Yusuf, Dictabelts, and the ERA

A few nights ago I was browsing through a CD catalog and noticed something rather interesting, an artist named Yusuf. Now, I automatically recognized the artist because I am more than familiar with the artist formerly known as Cat Stevens, however, what caught my eye is that the artist is not Yusuf Islam (the name Stevens chose some time ago), it is merely Yusuf. Yeah, yeah, what's the point? Well my point is, when I purchased this wonderful CD by Cat Stevens his full name appeared on the cover--Yusuf Islam: An Other Cup. Not simply Yusuf. A few days have passed and I've given this a great deal of thought. I believe he dropped his last name due to the associations Americans (and even those across the pond) have with Islam, however it seems incredibly strange to me that a man who would compromise his status in the United States (or any hope of returning to the States) by his refusal to denounce Islam would drop a name strictly for the benefit of CD sales. There has got to be more to this story than I see at the surface. Very interesting...

We receive National Geographic in the mail every month at my house. I don't usually get to see the magazines we receive before they disappear, but this month I snagged the National Geographic for some extra night time reading material and was pleasantly surprised by a small blurb about dictabelts. Dictabelts? Yes, dictabelts. For those of you not as familiar with the Kennedy Assassination, some time after the assassination in Dallas it was discovered that a microphone on a police motorcycle had been flipped on and the transmission was recorded on a dictabelt at the Dallas Police Headquarters. This particular dictabelt has received a great deal of attention (and a few too many listens) over the years because it is said to contain evidence of how many shots were fired at Kennedy's motorcade.

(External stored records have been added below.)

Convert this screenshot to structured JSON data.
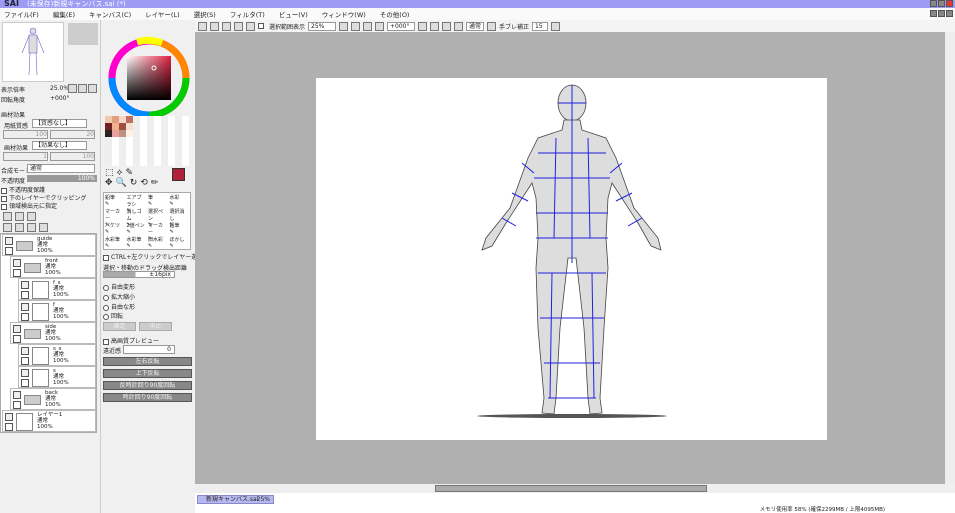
{
  "window": {
    "app": "SAI",
    "title": "(未保存)新規キャンバス.sai (*)"
  },
  "menu": [
    "ファイル(F)",
    "編集(E)",
    "キャンバス(C)",
    "レイヤー(L)",
    "選択(S)",
    "フィルタ(T)",
    "ビュー(V)",
    "ウィンドウ(W)",
    "その他(O)"
  ],
  "toolbar": {
    "show_selection_label": "選択範囲表示",
    "zoom": "25%",
    "rotation": "+000°",
    "blend": "通常",
    "stabilizer_label": "手ブレ補正",
    "stabilizer": "15"
  },
  "navigator": {
    "zoom_label": "表示倍率",
    "zoom": "25.0%",
    "angle_label": "回転角度",
    "angle": "+000°"
  },
  "texture": {
    "header": "画材効果",
    "paper_label": "用紙質感",
    "paper_value": "【質感なし】",
    "paper_strength": "100",
    "paper_scale": "20",
    "effect_label": "画材効果",
    "effect_value": "【効果なし】",
    "effect_strength": "1",
    "effect_scale": "100"
  },
  "layer_props": {
    "blend_label": "合成モード",
    "blend_value": "通常",
    "opacity_label": "不透明度",
    "opacity": "100%",
    "opacity_fraction": 1.0,
    "preserve_opacity": "不透明度保護",
    "clip": "下のレイヤーでクリッピング",
    "selection_source": "領域検出元に指定"
  },
  "layers": [
    {
      "name": "guide",
      "mode": "通常",
      "opacity": "100%",
      "type": "folder",
      "indent": 0
    },
    {
      "name": "front",
      "mode": "通常",
      "opacity": "100%",
      "type": "folder",
      "indent": 1
    },
    {
      "name": "f_s",
      "mode": "通常",
      "opacity": "100%",
      "type": "layer",
      "indent": 2
    },
    {
      "name": "f",
      "mode": "通常",
      "opacity": "100%",
      "type": "layer",
      "indent": 2
    },
    {
      "name": "side",
      "mode": "通常",
      "opacity": "100%",
      "type": "folder",
      "indent": 1
    },
    {
      "name": "s_s",
      "mode": "通常",
      "opacity": "100%",
      "type": "layer",
      "indent": 2
    },
    {
      "name": "s",
      "mode": "通常",
      "opacity": "100%",
      "type": "layer",
      "indent": 2
    },
    {
      "name": "back",
      "mode": "通常",
      "opacity": "100%",
      "type": "folder",
      "indent": 1
    },
    {
      "name": "レイヤー1",
      "mode": "通常",
      "opacity": "100%",
      "type": "layer",
      "indent": 0
    }
  ],
  "tools": [
    "鉛筆",
    "エアブラシ",
    "筆",
    "水彩",
    "マーカー",
    "消しゴム",
    "選択ペン",
    "選択消し",
    "バケツ",
    "2値ペン",
    "マーカー",
    "鉛筆",
    "水彩筆",
    "水彩筆",
    "旧水彩",
    "ぼかし"
  ],
  "transform": {
    "ctrl_select": "CTRL+左クリックでレイヤー選択",
    "drag_label": "選択・移動のドラッグ検出距離",
    "drag_value": "±16pix",
    "modes": [
      "自由変形",
      "拡大縮小",
      "自由な形",
      "回転"
    ],
    "ok": "確定",
    "cancel": "中止",
    "hq_preview": "高画質プレビュー",
    "perspective_label": "遠近感",
    "perspective": "0",
    "buttons": [
      "左右反転",
      "上下反転",
      "反時計回り90度回転",
      "時計回り90度回転"
    ]
  },
  "colors": {
    "main": "#b0203a",
    "titlebar": "#9c9cf4",
    "guide": "#2020e0"
  },
  "tab": {
    "name": "新規キャンバス.sai",
    "zoom": "25%"
  },
  "status": "メモリ使用率 58% (確保2299MB / 上限4095MB)"
}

Long story short, the dictabelt is no longer playable by most technicians and if not preserved it will go away, the history contained therein also. The short article in National Geographic says that scientists at Lawrence Berkeley National Laboratory are attempting to optically scan the analog grooves on dictabelts, restoring the information and preserving it for generations of historians. The article points out that there are numerous dictabelt recordings of interrogations of war criminals following WWII. Interesting stuff.

Another article that caught my eye is a piece in the 10/22 issue of Newsweek. The article, "From Barricades to Blogs," caught my eye because of the 'blog' related title, however after reading the article, I was more interested in the history the article reveals--the history of the Equal Rights Amendment. Regardless of how you or I feel about the ERA, it really made me think. If I were to take a sample of women in my age group (let's say 18-25 years old), I honestly don't think more than a handful could explain what the ERA was, when it was an issue, or what happened to it. The legislation has been reintroduced in Congress every year since 1982, but those of us born from 1982 on have very little knowledge of it. Go find the article. It is worth a moment of your time.

1 comment:

droberdeau said...

Dealey Plaza Professionally Surveyed Map Detailing 11-22-63 Precise victims locations, Witnesses & Photographers, Suspected bullet trajectories, Evidence, and Vital Information Collected in One Location for Your Considerations.....

http://members.aol.com/droberdeau/JFK/DP.jpg


Discovery: The Rosemary Willis Zapruder filmed 2nd Headsnap: West, Ultrafast, & Directly Towards the Grassy Knoll .....

http://members.aol.com/droberdeau/JFK/ROSEwillisANNOUNCEMENT.html


President Kennedy "4 Principles" speech, others JFK assassination research links, and my discoveries and contributions for your considerations.....

http://hometown.aol.com/droberdeau/